As many of you know, I’ve been chronically ill since 2008, not long after I turned 18.

For six of those years, I went undiagnosed and I was mostly bedridden, in excruciating pain with a 24/7 migraine, extreme fatigue, severe insomnia, shaking, anxiety, hallucinations, and so much more. The medicines they were putting me on were making me suicidal, and my hopeless situation, with no knowing what was wrong or if it would ever end, wasn’t helping my depression.

My insomnia and anxiety were so bad that I was having panic attacks just getting out of bed to make tea, and my chronic migraine was so severe that just walking out of my darkened room hurt my eyes and trying to hold a conversation with my parents, who thankfully were taking care of me, made my ears and head pound to the point of crying.

Keep in mind, this and much more was happening daily for six years.

You may also know I began drawing two years into this illness, a talent I never knew I had, and the silver lining to the years of hell. It was a talent that erupted out of the darkness like a volcano, and I’ve been drawing ever since, focusing that newfound talent on animals, which have always been a passion of mine.

Some of my colored pencil drawings of animals.

What you might not know, however, is that in 2014, when I was finally diagnosed with chronic Lyme disease, Bartonella, Hashimoto’s Thyroiditis, malfunctioning adrenal glands, and more… it was the first time in over six years that I’d felt hope. That it was the first time I allowed myself to think of a future again, which had been off limits to me since falling chronically ill.

If you think your future is going to be the same excruciating misery you’re in now, you tend not to think about it. Being undiagnosed and having medicines make me worse instead of better, I thought I might be doomed to a life barely surviving.

What you also might not know is that when I started my long-term treatment in 2014 and started to see some improvement in my health for the first time, this drawing of the Blue-Eyed Kitten was the first piece I created.

Work in progress of my Blue-Eyed Kitten drawing.

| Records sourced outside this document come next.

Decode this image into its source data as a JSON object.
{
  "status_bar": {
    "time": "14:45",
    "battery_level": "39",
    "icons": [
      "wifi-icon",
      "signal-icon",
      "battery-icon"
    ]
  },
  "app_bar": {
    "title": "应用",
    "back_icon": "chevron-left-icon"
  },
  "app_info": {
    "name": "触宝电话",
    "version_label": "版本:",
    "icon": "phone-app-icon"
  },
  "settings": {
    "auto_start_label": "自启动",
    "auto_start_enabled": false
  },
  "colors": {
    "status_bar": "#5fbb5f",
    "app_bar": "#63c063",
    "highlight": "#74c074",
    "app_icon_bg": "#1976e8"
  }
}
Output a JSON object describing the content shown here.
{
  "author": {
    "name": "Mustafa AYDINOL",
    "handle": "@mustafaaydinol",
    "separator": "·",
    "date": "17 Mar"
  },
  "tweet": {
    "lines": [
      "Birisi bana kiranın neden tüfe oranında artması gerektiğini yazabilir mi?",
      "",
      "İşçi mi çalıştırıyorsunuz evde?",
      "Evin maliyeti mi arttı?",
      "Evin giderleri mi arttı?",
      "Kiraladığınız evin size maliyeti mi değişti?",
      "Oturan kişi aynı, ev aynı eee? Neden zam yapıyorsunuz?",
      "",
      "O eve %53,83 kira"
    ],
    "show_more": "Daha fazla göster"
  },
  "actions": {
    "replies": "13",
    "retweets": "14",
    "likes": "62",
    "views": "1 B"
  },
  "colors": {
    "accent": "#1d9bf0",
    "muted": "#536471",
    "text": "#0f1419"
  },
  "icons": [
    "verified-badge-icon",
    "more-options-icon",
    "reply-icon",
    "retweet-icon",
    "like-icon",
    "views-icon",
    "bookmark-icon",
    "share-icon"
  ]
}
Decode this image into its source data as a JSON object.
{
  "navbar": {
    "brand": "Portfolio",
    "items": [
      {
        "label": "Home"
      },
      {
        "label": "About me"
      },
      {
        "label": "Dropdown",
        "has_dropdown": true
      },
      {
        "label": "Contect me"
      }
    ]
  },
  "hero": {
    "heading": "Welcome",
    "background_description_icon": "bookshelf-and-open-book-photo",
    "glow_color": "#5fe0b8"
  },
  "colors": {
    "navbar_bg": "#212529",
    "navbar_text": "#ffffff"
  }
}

You can see in the background the blanket that was on my lap. Yes, I really did draw from bed in those days!

All that loss, all that misery that I suffered for the years leading up to that moment of finally getting diagnosed and then feeling hope and improvement, even if it was slow, for the first time in years… I threw all of that into this drawing of this fragile but hopeful kitten, staring off in the distance toward a future I had given up on until that moment…

Cats are my favorite animals, and without really knowing it, I put all of my hope and emotion into this piece.

You’ll notice the kitten isn’t bounding about, she isn’t playing or having fun. She’s still tired and forced to rest, but that LOOK. Those bright eyes full of hope, daydreaming for the first time in years…that was me.

In a weird way, this is probably the most accurate self-portrait I’ve ever created.

Perhaps not surprisingly, this drawing has become one of my all time favorites that I’ve done to date. Because of all the sentimental value, I’ve chosen to keep the original drawing to myself for now, although she occasionally goes on display with my other drawings during exhibits.

However, prints and products of this drawing are always available! Check out some of the cool options below, where you can get to experience this piece for yourself and have that daily reminder of your own hope, your own future, and your own aspirations.

Photographic prints of the Blue-Eyed Kitten drawing, starting at only $20. Purchase one here.



Archival prints of the Blue-Eyed Kitten, metal prints, and canvas prints can be purchased here.


Mousepads of the Blue-Eyed Kitten are available here, to look back at you on your desk every day and make your work day a little better.


Necklaces of the Blue-Eyed Kitten are always available here.


What do you think of this piece? Can you feel the emotion behind it now that you know the story?